**What you are asked to do:** Repeat the listing below exactly from the line with "What data populates" through its last line. Skip every picture.

**Provided material:**
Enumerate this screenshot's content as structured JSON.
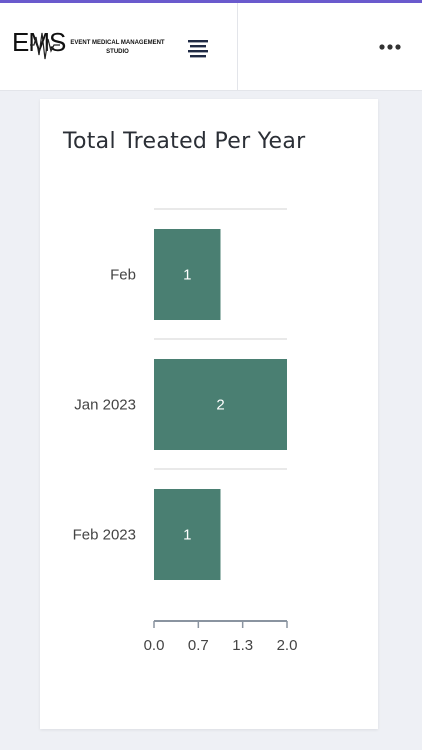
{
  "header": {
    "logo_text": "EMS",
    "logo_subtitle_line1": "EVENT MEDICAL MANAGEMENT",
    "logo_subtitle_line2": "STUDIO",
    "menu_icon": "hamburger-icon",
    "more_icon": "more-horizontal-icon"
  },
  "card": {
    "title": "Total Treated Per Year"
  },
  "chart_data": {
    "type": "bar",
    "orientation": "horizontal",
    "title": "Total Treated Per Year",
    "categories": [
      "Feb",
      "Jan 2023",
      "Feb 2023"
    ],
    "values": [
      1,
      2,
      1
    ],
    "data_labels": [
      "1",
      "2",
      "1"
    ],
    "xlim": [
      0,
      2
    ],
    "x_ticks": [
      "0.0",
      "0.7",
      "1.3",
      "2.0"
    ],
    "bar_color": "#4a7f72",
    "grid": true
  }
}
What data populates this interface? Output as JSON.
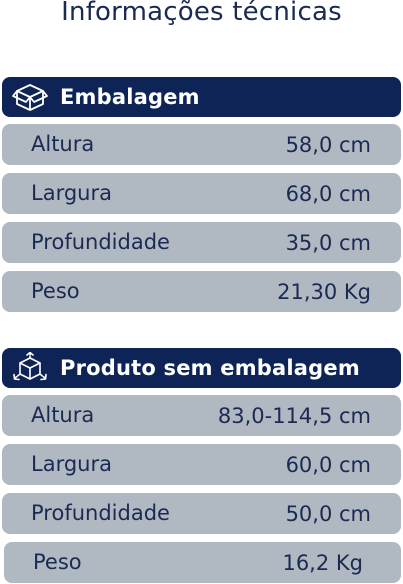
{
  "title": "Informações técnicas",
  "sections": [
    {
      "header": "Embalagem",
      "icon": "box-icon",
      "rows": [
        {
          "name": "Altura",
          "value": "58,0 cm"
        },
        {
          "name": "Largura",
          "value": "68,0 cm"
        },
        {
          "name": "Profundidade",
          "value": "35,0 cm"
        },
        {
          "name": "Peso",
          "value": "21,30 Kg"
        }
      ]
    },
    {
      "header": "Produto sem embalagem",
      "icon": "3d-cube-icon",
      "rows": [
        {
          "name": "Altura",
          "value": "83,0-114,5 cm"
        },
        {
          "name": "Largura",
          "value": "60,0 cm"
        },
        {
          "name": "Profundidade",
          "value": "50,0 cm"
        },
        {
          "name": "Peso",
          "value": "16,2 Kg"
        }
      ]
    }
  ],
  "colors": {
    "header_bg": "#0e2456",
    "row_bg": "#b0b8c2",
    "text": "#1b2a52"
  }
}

**Problem solution:**
What data populates this interface? Output as JSON.
{
  "title": "Informações técnicas",
  "sections": [
    {
      "header": "Embalagem",
      "icon": "box-icon",
      "rows": [
        {
          "name": "Altura",
          "value": "58,0 cm"
        },
        {
          "name": "Largura",
          "value": "68,0 cm"
        },
        {
          "name": "Profundidade",
          "value": "35,0 cm"
        },
        {
          "name": "Peso",
          "value": "21,30 Kg"
        }
      ]
    },
    {
      "header": "Produto sem embalagem",
      "icon": "3d-cube-icon",
      "rows": [
        {
          "name": "Altura",
          "value": "83,0-114,5 cm"
        },
        {
          "name": "Largura",
          "value": "60,0 cm"
        },
        {
          "name": "Profundidade",
          "value": "50,0 cm"
        },
        {
          "name": "Peso",
          "value": "16,2 Kg"
        }
      ]
    }
  ],
  "colors": {
    "header_bg": "#0e2456",
    "row_bg": "#b0b8c2",
    "text": "#1b2a52"
  }
}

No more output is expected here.